◆ WORK INSTRUCTION ◆
Take every line in the entries that includes the word "bird" and copy it.

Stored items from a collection
• • • • •
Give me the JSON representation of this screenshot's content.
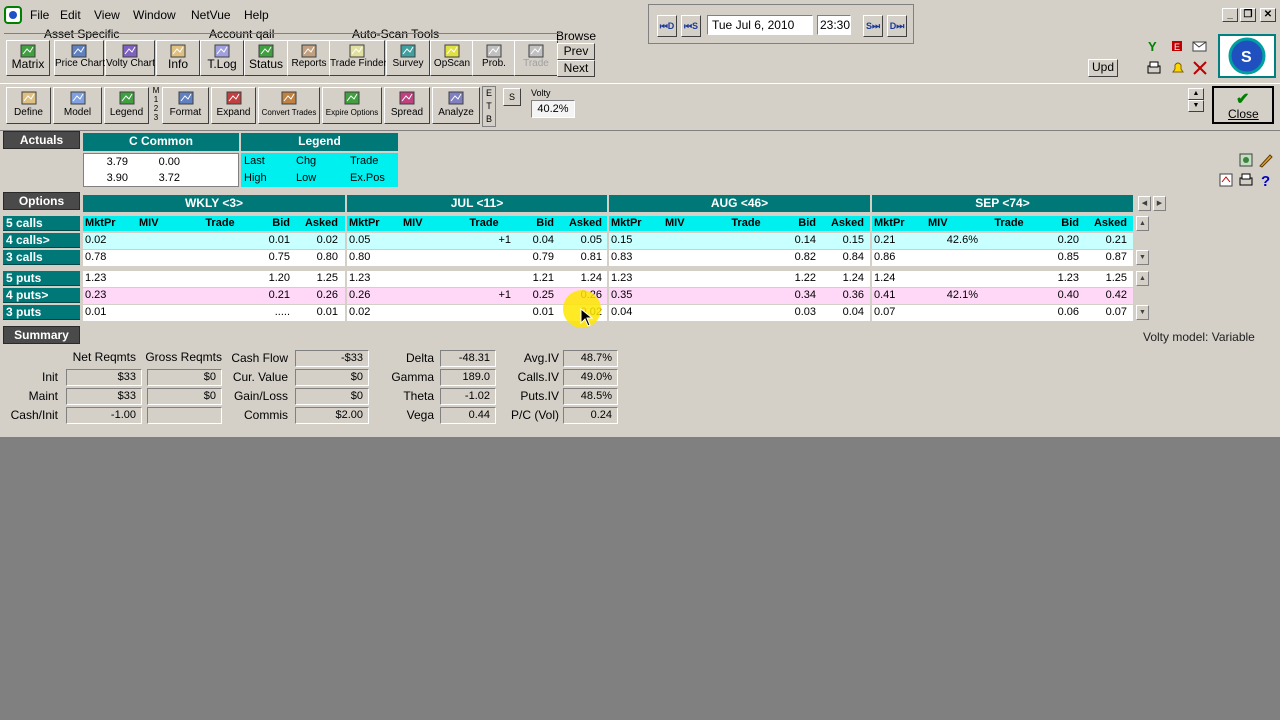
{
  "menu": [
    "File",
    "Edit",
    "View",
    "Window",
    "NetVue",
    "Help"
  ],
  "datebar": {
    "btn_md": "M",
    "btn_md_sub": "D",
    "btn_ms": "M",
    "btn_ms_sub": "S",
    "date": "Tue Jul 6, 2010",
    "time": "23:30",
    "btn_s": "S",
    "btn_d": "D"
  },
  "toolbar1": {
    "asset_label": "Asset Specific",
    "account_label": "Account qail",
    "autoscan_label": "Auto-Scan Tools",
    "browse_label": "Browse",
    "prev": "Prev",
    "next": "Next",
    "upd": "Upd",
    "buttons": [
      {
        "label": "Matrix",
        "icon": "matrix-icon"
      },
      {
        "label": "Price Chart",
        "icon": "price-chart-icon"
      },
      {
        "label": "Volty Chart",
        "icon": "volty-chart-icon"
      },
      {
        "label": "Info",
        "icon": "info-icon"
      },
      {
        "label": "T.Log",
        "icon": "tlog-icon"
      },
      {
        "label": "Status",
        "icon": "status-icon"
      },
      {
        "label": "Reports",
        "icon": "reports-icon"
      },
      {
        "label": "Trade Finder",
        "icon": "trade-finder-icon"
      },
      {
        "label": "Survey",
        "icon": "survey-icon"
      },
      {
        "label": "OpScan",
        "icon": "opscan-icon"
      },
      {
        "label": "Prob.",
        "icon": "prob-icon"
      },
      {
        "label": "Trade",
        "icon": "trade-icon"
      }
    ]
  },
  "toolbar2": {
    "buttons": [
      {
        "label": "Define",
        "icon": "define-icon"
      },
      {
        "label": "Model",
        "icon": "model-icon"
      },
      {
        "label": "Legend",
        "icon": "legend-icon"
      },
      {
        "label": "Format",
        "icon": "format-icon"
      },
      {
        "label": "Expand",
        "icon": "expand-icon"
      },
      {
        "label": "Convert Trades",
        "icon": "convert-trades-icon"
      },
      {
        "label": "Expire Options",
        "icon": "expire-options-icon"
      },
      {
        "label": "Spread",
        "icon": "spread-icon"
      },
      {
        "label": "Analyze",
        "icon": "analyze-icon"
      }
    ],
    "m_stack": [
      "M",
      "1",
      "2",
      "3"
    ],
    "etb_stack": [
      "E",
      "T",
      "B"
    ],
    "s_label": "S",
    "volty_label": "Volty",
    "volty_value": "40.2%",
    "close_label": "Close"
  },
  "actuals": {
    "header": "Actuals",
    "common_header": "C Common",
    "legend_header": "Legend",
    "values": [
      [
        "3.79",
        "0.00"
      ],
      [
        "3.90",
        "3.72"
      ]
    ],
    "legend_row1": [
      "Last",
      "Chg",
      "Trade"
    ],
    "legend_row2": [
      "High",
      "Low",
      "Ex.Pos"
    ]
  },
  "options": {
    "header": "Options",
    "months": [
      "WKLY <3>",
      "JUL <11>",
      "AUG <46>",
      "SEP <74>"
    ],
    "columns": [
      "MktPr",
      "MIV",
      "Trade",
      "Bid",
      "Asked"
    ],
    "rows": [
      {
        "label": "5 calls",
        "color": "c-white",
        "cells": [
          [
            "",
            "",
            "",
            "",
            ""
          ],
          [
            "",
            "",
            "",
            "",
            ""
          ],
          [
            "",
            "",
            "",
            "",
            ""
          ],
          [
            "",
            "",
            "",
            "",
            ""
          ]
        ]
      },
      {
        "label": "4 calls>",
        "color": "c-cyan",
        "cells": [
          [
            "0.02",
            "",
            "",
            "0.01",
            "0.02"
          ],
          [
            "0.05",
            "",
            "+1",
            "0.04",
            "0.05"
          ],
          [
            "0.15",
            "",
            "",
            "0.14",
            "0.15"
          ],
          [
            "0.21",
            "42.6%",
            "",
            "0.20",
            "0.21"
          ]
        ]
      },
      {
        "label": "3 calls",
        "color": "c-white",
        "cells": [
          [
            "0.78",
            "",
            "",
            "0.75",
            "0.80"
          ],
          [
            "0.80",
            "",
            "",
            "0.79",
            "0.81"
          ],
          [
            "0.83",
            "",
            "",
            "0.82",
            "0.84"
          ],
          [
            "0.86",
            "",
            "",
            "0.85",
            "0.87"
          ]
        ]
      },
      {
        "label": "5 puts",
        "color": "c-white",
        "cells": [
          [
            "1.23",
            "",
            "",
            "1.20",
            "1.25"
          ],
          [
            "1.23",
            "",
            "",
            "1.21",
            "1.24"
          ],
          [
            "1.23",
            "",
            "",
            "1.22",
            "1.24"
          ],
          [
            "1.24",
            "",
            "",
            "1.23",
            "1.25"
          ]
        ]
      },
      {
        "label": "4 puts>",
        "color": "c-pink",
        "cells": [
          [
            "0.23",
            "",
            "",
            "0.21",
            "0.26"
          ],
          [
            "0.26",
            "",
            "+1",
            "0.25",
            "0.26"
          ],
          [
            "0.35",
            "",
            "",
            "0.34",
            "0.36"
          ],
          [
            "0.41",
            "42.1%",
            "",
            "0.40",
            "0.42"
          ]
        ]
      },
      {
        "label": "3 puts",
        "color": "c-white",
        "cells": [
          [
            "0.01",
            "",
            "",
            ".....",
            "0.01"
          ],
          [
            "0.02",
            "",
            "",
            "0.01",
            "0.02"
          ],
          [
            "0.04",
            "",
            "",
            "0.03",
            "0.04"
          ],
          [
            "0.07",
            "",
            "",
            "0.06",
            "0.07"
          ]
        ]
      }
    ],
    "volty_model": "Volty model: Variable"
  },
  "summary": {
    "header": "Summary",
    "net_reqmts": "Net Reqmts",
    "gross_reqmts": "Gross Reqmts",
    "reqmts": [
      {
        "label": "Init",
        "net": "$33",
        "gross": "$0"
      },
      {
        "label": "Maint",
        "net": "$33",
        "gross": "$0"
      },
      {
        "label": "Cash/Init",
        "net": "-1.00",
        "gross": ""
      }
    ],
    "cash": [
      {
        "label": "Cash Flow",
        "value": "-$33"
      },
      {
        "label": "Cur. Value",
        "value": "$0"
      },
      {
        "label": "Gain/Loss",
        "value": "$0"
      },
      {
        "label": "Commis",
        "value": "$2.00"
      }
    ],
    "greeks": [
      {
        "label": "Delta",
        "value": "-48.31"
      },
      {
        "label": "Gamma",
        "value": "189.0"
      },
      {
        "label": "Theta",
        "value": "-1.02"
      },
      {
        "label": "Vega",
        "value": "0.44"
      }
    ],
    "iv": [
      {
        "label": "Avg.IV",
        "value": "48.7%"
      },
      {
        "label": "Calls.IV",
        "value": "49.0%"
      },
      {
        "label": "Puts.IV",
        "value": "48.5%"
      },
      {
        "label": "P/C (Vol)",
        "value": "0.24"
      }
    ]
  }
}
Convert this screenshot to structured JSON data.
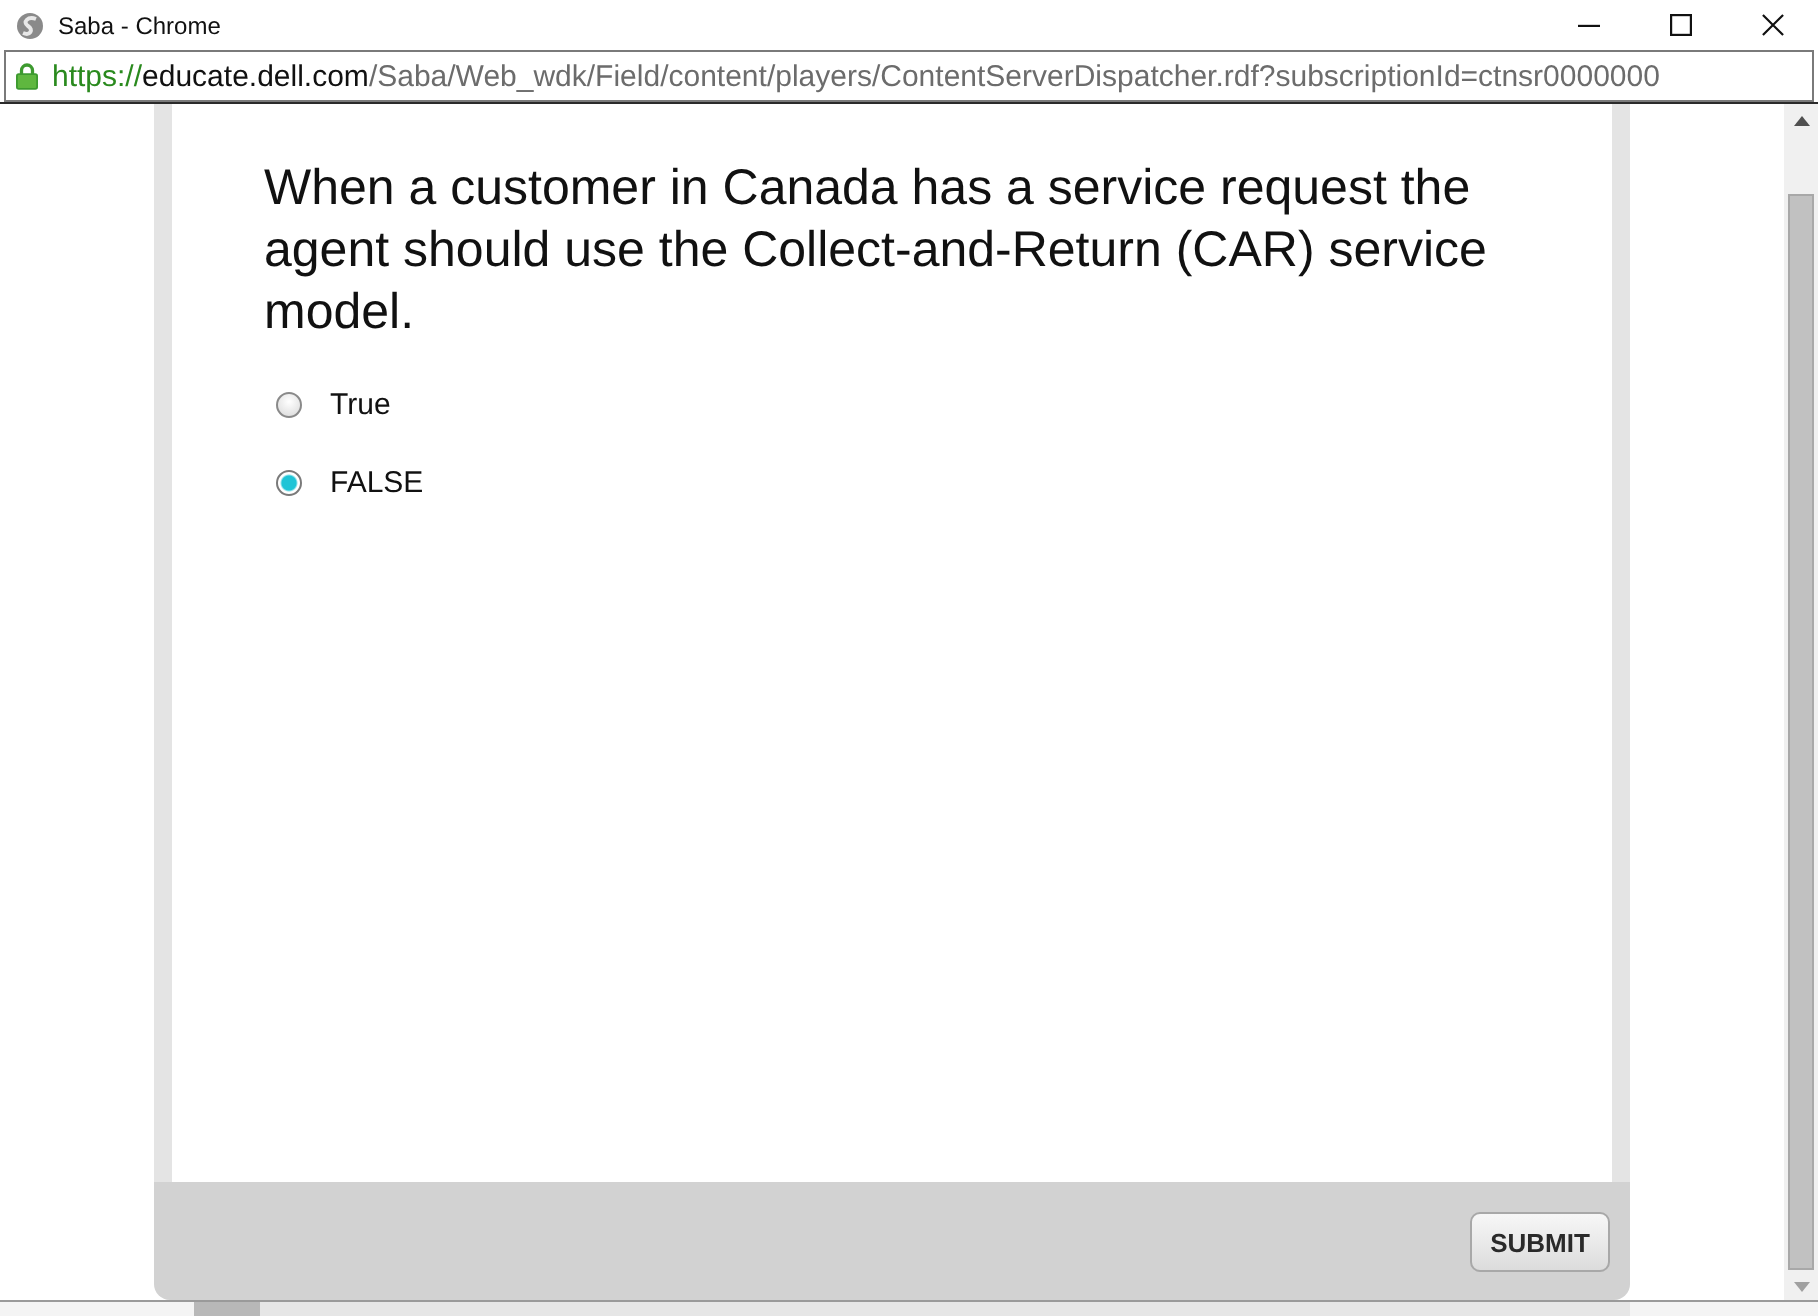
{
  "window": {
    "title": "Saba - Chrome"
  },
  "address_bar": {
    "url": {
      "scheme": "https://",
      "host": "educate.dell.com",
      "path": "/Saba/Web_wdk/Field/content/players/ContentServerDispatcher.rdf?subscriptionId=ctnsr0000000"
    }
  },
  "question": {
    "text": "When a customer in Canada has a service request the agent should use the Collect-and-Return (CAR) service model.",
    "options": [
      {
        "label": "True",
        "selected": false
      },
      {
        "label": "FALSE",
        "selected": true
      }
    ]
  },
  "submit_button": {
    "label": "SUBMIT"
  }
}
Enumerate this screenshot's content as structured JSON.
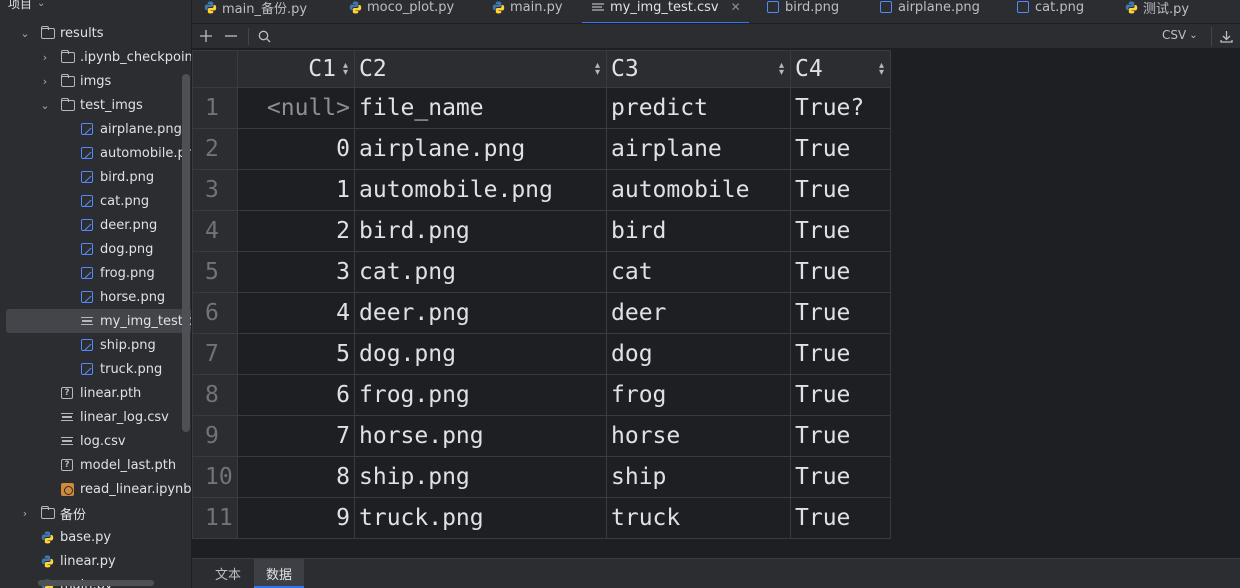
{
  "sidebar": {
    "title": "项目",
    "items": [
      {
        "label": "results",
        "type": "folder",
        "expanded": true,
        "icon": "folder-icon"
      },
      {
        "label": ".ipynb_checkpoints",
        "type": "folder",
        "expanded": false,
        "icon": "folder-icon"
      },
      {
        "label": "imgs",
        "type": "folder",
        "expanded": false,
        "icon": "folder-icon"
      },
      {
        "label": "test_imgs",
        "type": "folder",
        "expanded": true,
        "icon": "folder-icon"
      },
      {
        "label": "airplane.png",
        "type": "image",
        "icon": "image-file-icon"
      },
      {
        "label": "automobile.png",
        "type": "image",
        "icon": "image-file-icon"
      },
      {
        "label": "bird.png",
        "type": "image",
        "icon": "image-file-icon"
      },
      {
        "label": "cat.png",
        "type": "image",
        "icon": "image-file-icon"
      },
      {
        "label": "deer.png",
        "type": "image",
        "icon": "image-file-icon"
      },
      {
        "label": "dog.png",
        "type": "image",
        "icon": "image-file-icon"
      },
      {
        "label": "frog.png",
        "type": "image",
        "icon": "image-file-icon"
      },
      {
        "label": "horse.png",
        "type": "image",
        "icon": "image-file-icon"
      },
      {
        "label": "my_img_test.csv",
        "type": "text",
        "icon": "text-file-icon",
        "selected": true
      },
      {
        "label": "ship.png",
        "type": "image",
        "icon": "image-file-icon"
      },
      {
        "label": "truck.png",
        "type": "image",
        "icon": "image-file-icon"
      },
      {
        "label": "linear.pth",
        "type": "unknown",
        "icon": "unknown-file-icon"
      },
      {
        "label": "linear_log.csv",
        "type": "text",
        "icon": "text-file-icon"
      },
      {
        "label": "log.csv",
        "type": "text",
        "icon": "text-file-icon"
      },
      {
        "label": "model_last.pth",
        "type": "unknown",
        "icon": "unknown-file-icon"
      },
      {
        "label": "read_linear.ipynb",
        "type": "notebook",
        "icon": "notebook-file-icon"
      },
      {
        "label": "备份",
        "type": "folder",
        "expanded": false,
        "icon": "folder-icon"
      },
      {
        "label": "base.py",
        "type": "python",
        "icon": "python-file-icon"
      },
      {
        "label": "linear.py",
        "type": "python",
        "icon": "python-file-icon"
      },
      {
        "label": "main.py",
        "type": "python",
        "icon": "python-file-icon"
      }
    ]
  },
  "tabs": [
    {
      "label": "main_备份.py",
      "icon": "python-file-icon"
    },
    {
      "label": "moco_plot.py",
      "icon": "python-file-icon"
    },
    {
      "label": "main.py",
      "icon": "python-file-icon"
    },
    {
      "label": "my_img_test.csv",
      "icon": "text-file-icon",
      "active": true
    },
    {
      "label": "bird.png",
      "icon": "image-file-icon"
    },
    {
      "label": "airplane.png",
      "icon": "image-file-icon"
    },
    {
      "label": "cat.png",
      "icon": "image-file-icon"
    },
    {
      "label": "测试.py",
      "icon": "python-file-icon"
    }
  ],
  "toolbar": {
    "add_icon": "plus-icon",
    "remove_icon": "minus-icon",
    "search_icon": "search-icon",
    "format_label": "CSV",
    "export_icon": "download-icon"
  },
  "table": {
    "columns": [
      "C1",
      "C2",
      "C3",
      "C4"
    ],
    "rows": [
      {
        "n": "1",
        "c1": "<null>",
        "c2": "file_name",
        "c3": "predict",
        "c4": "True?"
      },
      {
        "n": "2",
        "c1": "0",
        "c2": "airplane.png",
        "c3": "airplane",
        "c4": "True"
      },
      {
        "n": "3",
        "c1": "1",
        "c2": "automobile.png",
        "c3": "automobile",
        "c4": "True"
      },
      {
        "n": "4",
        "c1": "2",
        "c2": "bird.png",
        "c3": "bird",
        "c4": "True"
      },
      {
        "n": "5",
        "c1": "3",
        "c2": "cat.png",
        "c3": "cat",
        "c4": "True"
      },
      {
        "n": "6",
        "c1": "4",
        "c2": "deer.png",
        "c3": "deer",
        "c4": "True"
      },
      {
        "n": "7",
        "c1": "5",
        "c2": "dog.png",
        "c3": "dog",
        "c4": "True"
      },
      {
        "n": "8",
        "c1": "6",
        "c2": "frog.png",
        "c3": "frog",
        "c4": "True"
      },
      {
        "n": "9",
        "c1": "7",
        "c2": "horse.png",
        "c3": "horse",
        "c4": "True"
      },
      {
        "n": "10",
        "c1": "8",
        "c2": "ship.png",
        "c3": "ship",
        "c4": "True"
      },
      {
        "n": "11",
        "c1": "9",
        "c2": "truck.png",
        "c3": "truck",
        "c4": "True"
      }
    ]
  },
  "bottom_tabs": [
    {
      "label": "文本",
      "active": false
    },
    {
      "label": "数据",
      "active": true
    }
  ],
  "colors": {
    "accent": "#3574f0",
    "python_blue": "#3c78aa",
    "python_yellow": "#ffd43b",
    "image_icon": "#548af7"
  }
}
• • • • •
◆ SOLUTION TO THE EXERCISE ◆
        "label": "bird.png",
      "label": "bird.png",
        "c2": "bird.png",
        "c3": "bird",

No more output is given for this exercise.